Start of WORKING DATA
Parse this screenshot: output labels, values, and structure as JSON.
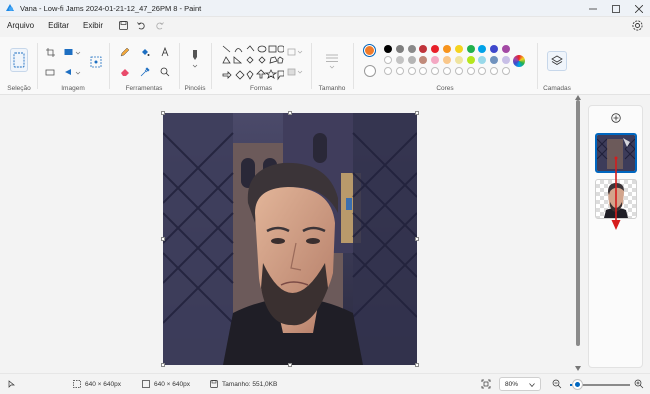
{
  "window": {
    "title": "Vana - Low-fi Jams 2024-01-21-12_47_26PM 8 - Paint",
    "app_icon": "paint-app-icon"
  },
  "menu": {
    "items": [
      "Arquivo",
      "Editar",
      "Exibir"
    ]
  },
  "ribbon": {
    "groups": {
      "selection": "Seleção",
      "image": "Imagem",
      "tools": "Ferramentas",
      "brushes": "Pincéis",
      "shapes": "Formas",
      "size": "Tamanho",
      "colors": "Cores",
      "layers": "Camadas"
    },
    "primary_color": "#f07b2a",
    "secondary_color": "#ffffff",
    "palette_row1": [
      "#000000",
      "#7f7f7f",
      "#8a8a8a",
      "#c0343b",
      "#e8202a",
      "#f7941d",
      "#f5d31f",
      "#22b14c",
      "#00a2e8",
      "#3f48cc",
      "#a349a4"
    ],
    "palette_row2": [
      "#ffffff",
      "#c3c3c3",
      "#b5b5b5",
      "#c08a7a",
      "#f4a8c3",
      "#f9c78a",
      "#efe49f",
      "#b5e61d",
      "#99d9ea",
      "#7092be",
      "#c8bfe7"
    ]
  },
  "canvas": {
    "image_alt": "Illustrated portrait of a bearded man in front of a wrought-iron gate"
  },
  "status": {
    "selection_size": "640 × 640px",
    "canvas_size": "640 × 640px",
    "file_size": "Tamanho: 551,0KB",
    "zoom": "80%",
    "zoom_level": 0.12
  }
}
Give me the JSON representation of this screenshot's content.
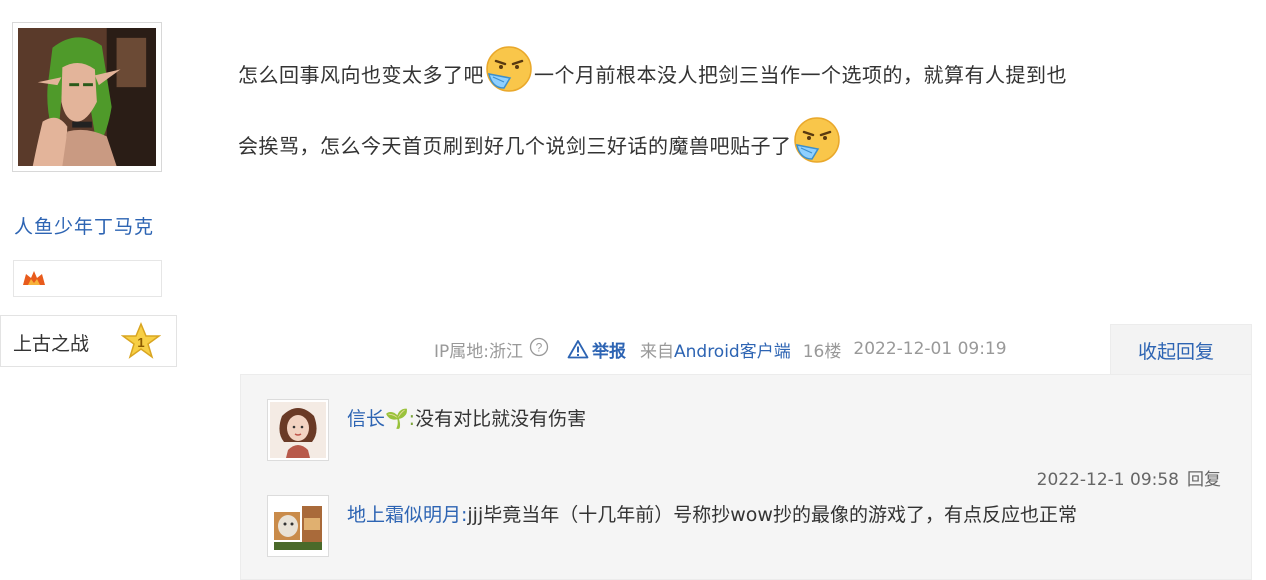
{
  "author": {
    "username": "人鱼少年丁马克",
    "guild_name": "上古之战",
    "guild_level": "1"
  },
  "post": {
    "line1_a": "怎么回事风向也变太多了吧",
    "line1_b": "一个月前根本没人把剑三当作一个选项的，就算有人提到也",
    "line2": "会挨骂，怎么今天首页刷到好几个说剑三好话的魔兽吧贴子了",
    "emoji": "sick-mask-emoji"
  },
  "meta": {
    "ip_location": "IP属地:浙江",
    "help_icon": "?",
    "report_label": "举报",
    "source_prefix": "来自",
    "source_client": "Android客户端",
    "floor": "16楼",
    "timestamp": "2022-12-01 09:19",
    "collapse_label": "收起回复"
  },
  "replies": [
    {
      "user": "信长",
      "user_suffix": "🌱:",
      "text": "没有对比就没有伤害",
      "time": "2022-12-1 09:58",
      "reply_label": "回复"
    },
    {
      "user": "地上霜似明月:",
      "text": "jjj毕竟当年（十几年前）号称抄wow抄的最像的游戏了，有点反应也正常"
    }
  ],
  "colors": {
    "link_blue": "#2d64b3",
    "meta_gray": "#999999",
    "reply_bg": "#f5f5f5"
  }
}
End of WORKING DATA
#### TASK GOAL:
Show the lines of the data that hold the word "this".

#### REPLY:
Parse this screenshot: output labels, values, and structure as JSON.
Give me the JSON representation of this screenshot's content.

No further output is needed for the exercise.